For this exercise, write each entry below out precisely and omit the pictures.

>>

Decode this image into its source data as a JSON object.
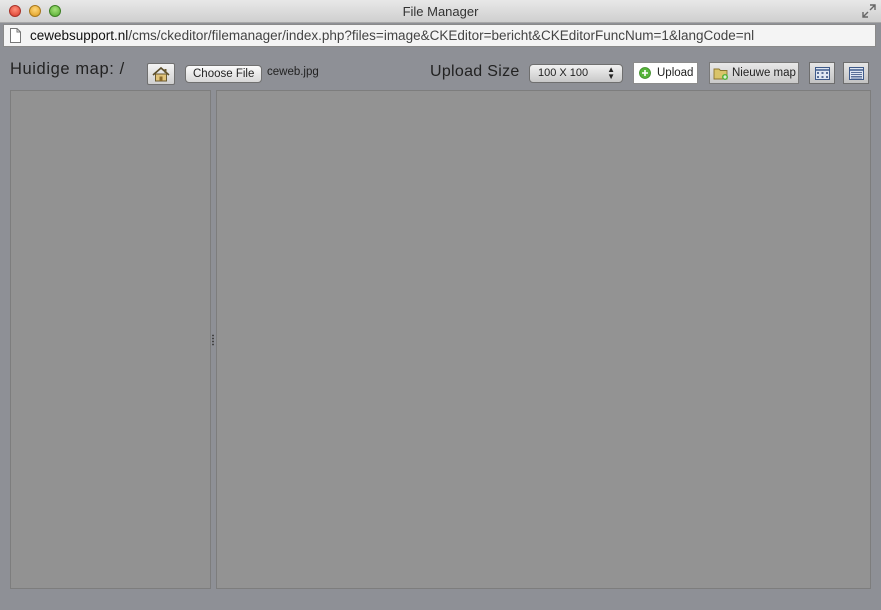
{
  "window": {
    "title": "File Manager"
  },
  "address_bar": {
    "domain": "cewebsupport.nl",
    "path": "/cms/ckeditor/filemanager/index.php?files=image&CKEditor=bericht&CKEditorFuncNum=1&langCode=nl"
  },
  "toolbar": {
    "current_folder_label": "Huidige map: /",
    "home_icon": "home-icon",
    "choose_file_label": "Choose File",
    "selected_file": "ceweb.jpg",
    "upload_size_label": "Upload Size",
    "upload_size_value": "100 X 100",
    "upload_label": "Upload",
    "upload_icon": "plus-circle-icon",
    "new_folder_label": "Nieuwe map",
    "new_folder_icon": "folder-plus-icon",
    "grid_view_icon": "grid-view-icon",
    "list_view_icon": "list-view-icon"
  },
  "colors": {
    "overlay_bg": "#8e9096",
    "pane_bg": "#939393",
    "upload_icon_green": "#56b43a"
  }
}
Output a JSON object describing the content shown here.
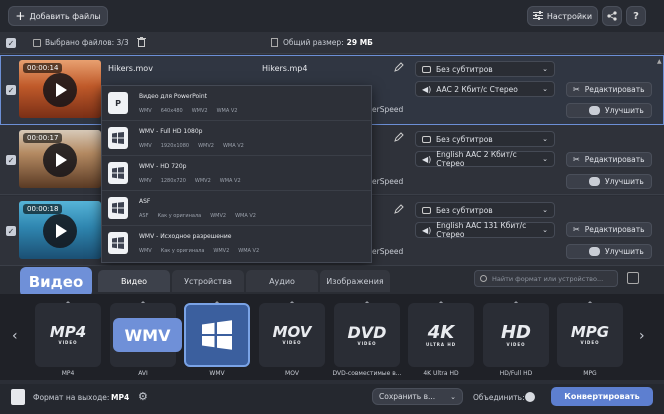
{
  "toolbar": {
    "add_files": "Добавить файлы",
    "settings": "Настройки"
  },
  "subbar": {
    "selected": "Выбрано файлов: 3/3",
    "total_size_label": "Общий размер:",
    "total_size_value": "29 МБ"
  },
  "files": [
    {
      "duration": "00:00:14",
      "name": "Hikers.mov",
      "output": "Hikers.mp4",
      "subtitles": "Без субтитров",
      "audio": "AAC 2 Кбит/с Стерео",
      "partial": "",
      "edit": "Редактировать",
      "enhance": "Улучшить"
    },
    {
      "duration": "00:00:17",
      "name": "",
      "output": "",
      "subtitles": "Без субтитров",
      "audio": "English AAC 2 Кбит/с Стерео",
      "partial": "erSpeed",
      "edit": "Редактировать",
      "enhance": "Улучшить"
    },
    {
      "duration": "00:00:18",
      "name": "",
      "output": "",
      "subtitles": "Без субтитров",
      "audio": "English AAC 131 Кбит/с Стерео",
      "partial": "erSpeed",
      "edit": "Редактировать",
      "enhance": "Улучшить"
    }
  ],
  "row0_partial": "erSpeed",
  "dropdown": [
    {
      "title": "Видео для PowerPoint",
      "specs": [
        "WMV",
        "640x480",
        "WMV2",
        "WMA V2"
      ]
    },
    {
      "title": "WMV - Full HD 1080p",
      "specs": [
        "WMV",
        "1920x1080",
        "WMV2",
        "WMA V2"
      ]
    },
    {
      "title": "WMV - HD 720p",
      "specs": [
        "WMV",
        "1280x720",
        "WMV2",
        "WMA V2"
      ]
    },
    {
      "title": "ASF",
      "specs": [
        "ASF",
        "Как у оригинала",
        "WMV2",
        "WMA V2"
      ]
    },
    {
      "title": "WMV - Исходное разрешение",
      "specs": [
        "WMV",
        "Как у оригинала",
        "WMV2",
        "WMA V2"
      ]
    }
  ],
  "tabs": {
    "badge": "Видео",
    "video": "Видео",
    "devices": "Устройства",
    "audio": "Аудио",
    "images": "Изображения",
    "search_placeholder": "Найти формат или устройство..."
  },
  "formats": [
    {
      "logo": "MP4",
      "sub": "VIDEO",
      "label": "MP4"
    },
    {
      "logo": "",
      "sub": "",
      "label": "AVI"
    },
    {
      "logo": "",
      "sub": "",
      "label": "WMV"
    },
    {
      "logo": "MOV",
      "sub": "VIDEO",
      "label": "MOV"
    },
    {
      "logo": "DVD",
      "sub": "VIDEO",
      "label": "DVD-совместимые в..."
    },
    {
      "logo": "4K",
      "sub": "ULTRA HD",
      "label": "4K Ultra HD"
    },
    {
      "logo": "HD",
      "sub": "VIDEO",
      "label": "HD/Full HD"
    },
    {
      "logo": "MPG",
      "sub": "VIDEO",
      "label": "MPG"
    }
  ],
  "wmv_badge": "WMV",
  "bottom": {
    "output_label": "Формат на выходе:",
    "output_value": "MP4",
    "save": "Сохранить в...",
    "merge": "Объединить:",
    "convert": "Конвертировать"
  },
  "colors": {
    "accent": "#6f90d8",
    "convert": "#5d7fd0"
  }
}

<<

--- Answer to this task ---
Decode this image into its source data as a JSON object.
{
  "window": {
    "title": "File Manager"
  },
  "address_bar": {
    "domain": "cewebsupport.nl",
    "path": "/cms/ckeditor/filemanager/index.php?files=image&CKEditor=bericht&CKEditorFuncNum=1&langCode=nl"
  },
  "toolbar": {
    "current_folder_label": "Huidige map: /",
    "home_icon": "home-icon",
    "choose_file_label": "Choose File",
    "selected_file": "ceweb.jpg",
    "upload_size_label": "Upload Size",
    "upload_size_value": "100 X 100",
    "upload_label": "Upload",
    "upload_icon": "plus-circle-icon",
    "new_folder_label": "Nieuwe map",
    "new_folder_icon": "folder-plus-icon",
    "grid_view_icon": "grid-view-icon",
    "list_view_icon": "list-view-icon"
  },
  "colors": {
    "overlay_bg": "#8e9096",
    "pane_bg": "#939393",
    "upload_icon_green": "#56b43a"
  }
}
Output a JSON object describing the content shown here.
{
  "toolbar": {
    "add_files": "Добавить файлы",
    "settings": "Настройки"
  },
  "subbar": {
    "selected": "Выбрано файлов: 3/3",
    "total_size_label": "Общий размер:",
    "total_size_value": "29 МБ"
  },
  "files": [
    {
      "duration": "00:00:14",
      "name": "Hikers.mov",
      "output": "Hikers.mp4",
      "subtitles": "Без субтитров",
      "audio": "AAC 2 Кбит/с Стерео",
      "partial": "",
      "edit": "Редактировать",
      "enhance": "Улучшить"
    },
    {
      "duration": "00:00:17",
      "name": "",
      "output": "",
      "subtitles": "Без субтитров",
      "audio": "English AAC 2 Кбит/с Стерео",
      "partial": "erSpeed",
      "edit": "Редактировать",
      "enhance": "Улучшить"
    },
    {
      "duration": "00:00:18",
      "name": "",
      "output": "",
      "subtitles": "Без субтитров",
      "audio": "English AAC 131 Кбит/с Стерео",
      "partial": "erSpeed",
      "edit": "Редактировать",
      "enhance": "Улучшить"
    }
  ],
  "row0_partial": "erSpeed",
  "dropdown": [
    {
      "title": "Видео для PowerPoint",
      "specs": [
        "WMV",
        "640x480",
        "WMV2",
        "WMA V2"
      ]
    },
    {
      "title": "WMV - Full HD 1080p",
      "specs": [
        "WMV",
        "1920x1080",
        "WMV2",
        "WMA V2"
      ]
    },
    {
      "title": "WMV - HD 720p",
      "specs": [
        "WMV",
        "1280x720",
        "WMV2",
        "WMA V2"
      ]
    },
    {
      "title": "ASF",
      "specs": [
        "ASF",
        "Как у оригинала",
        "WMV2",
        "WMA V2"
      ]
    },
    {
      "title": "WMV - Исходное разрешение",
      "specs": [
        "WMV",
        "Как у оригинала",
        "WMV2",
        "WMA V2"
      ]
    }
  ],
  "tabs": {
    "badge": "Видео",
    "video": "Видео",
    "devices": "Устройства",
    "audio": "Аудио",
    "images": "Изображения",
    "search_placeholder": "Найти формат или устройство..."
  },
  "formats": [
    {
      "logo": "MP4",
      "sub": "VIDEO",
      "label": "MP4"
    },
    {
      "logo": "",
      "sub": "",
      "label": "AVI"
    },
    {
      "logo": "",
      "sub": "",
      "label": "WMV"
    },
    {
      "logo": "MOV",
      "sub": "VIDEO",
      "label": "MOV"
    },
    {
      "logo": "DVD",
      "sub": "VIDEO",
      "label": "DVD-совместимые в..."
    },
    {
      "logo": "4K",
      "sub": "ULTRA HD",
      "label": "4K Ultra HD"
    },
    {
      "logo": "HD",
      "sub": "VIDEO",
      "label": "HD/Full HD"
    },
    {
      "logo": "MPG",
      "sub": "VIDEO",
      "label": "MPG"
    }
  ],
  "wmv_badge": "WMV",
  "bottom": {
    "output_label": "Формат на выходе:",
    "output_value": "MP4",
    "save": "Сохранить в...",
    "merge": "Объединить:",
    "convert": "Конвертировать"
  },
  "colors": {
    "accent": "#6f90d8",
    "convert": "#5d7fd0"
  }
}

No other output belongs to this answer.